**PROBLEM DESCRIPTION**: Find the lines below that contain the string "down". Copy each one.

**Excerpts from a dataset**:
• • • • •
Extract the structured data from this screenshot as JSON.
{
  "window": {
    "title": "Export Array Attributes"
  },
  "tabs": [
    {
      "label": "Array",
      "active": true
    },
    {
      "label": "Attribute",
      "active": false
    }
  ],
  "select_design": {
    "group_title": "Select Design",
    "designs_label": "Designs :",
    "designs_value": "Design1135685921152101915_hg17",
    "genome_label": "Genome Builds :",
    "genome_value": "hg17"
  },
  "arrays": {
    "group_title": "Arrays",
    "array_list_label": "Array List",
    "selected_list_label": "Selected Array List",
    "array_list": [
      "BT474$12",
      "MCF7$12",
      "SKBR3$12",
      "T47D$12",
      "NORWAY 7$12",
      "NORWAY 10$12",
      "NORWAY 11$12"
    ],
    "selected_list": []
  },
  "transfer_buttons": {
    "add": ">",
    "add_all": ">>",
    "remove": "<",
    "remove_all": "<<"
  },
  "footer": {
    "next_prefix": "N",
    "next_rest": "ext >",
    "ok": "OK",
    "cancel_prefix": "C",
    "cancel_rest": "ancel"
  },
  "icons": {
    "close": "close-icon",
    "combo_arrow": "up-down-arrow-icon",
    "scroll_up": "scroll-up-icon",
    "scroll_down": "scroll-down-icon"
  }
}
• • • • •
**WRITTEN ANSWER**:
    "combo_arrow": "up-down-arrow-icon",
    "scroll_down": "scroll-down-icon"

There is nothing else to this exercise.